> AIM OF THE TASK
In the material below, find each line that contains the word "Benefit" and copy it.

::: DATA UNDER STUDY :::

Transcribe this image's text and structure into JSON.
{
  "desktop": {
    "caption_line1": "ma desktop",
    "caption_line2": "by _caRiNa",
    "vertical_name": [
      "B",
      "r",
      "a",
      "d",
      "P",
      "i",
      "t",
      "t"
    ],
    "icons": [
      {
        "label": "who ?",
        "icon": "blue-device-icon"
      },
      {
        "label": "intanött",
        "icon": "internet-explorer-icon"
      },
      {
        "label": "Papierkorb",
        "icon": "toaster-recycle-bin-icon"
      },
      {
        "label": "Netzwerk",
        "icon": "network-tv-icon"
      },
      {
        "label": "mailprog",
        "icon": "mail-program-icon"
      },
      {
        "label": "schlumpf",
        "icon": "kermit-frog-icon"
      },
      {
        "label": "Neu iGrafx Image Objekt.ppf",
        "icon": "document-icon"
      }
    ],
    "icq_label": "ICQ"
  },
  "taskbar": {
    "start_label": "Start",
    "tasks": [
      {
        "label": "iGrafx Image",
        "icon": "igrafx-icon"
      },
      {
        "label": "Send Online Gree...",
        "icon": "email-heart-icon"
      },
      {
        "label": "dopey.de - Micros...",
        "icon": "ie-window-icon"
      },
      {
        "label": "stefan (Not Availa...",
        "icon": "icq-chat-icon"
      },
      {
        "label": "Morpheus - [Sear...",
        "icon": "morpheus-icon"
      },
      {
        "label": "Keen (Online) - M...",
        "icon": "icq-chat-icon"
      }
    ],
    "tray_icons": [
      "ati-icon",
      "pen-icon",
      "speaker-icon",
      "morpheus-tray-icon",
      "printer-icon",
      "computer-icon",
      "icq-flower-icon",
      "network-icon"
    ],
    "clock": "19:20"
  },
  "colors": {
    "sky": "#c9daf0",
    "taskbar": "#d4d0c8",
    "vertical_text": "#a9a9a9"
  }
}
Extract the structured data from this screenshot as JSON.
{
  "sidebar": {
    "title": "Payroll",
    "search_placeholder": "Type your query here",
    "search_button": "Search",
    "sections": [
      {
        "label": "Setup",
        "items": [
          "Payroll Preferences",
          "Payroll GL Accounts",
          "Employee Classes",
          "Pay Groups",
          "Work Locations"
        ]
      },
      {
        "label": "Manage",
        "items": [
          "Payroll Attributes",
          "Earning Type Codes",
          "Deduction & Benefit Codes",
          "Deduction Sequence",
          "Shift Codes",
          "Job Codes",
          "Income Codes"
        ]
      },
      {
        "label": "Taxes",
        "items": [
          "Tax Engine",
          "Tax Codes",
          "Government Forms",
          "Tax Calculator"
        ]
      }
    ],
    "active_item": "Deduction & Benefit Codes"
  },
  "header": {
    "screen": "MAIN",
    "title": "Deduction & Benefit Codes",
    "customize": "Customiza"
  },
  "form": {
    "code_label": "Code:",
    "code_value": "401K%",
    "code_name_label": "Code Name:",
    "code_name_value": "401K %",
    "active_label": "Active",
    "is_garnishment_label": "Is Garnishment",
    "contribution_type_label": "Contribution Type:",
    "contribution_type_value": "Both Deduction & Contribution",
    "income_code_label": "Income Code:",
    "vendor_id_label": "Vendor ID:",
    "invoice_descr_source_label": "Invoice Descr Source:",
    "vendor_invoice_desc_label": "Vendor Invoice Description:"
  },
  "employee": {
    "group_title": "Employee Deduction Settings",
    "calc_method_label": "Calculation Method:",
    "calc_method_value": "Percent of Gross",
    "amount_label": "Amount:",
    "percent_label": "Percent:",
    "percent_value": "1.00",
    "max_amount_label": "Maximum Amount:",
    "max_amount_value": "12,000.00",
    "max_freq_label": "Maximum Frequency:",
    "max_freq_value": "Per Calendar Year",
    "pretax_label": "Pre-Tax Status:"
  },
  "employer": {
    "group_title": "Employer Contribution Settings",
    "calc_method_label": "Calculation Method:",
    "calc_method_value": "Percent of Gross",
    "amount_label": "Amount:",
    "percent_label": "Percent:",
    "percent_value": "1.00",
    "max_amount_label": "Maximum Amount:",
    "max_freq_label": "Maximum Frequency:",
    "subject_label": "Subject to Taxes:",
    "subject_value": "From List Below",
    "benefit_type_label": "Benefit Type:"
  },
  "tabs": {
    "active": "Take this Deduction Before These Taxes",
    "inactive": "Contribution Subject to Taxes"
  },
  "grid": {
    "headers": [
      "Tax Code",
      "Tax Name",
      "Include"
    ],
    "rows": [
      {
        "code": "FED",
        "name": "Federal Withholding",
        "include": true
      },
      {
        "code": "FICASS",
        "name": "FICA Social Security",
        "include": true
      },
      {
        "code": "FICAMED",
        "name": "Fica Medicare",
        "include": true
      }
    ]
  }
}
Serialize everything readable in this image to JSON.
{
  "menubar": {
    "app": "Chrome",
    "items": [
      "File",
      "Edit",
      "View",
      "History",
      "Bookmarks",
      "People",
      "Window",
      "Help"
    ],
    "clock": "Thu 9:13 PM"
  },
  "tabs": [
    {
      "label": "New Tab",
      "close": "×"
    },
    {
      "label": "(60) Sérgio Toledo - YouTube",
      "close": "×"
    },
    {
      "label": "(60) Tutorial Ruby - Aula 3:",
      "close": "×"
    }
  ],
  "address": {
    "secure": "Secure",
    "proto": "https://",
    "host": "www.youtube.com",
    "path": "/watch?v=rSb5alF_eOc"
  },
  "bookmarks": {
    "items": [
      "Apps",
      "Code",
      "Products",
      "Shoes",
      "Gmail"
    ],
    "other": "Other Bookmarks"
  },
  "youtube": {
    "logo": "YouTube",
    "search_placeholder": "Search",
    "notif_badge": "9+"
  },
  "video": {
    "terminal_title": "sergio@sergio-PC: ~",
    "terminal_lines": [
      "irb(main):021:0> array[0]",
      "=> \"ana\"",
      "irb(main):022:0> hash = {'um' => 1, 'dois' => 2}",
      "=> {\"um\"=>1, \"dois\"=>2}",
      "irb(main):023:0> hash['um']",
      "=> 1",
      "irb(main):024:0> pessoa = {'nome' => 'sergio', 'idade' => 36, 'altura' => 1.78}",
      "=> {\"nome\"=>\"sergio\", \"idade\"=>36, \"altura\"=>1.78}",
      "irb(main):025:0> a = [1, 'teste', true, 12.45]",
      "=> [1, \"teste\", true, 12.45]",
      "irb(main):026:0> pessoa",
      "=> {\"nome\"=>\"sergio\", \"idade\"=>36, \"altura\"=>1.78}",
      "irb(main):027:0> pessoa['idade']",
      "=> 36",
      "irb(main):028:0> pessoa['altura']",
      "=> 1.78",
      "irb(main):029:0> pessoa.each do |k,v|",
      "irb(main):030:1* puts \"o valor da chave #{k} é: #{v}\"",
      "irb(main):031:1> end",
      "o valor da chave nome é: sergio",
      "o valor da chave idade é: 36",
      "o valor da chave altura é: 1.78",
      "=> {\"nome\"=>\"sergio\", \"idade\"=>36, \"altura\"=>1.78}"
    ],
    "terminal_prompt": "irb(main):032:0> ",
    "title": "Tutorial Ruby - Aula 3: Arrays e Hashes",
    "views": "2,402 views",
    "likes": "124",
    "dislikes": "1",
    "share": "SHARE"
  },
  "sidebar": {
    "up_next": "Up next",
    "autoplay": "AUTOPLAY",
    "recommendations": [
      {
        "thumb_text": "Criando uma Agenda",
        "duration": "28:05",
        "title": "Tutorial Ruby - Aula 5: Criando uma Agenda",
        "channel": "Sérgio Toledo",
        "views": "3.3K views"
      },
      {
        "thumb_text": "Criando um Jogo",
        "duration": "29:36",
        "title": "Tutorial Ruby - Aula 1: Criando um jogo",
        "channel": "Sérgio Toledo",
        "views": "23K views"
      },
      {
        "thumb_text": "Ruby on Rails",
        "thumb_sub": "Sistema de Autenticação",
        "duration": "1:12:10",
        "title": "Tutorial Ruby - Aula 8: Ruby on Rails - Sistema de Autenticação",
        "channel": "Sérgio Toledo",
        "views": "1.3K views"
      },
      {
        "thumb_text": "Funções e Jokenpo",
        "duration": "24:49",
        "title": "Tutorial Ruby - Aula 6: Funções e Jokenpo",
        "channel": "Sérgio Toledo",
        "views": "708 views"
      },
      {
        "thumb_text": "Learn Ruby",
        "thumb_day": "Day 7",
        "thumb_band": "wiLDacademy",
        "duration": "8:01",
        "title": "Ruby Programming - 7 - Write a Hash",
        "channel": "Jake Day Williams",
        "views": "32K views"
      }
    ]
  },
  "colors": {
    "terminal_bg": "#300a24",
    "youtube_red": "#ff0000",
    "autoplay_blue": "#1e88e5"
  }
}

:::

> ANSWER
          "Deduction & Benefit Codes",
    "active_item": "Deduction & Benefit Codes"
    "title": "Deduction & Benefit Codes",
    "benefit_type_label": "Benefit Type:"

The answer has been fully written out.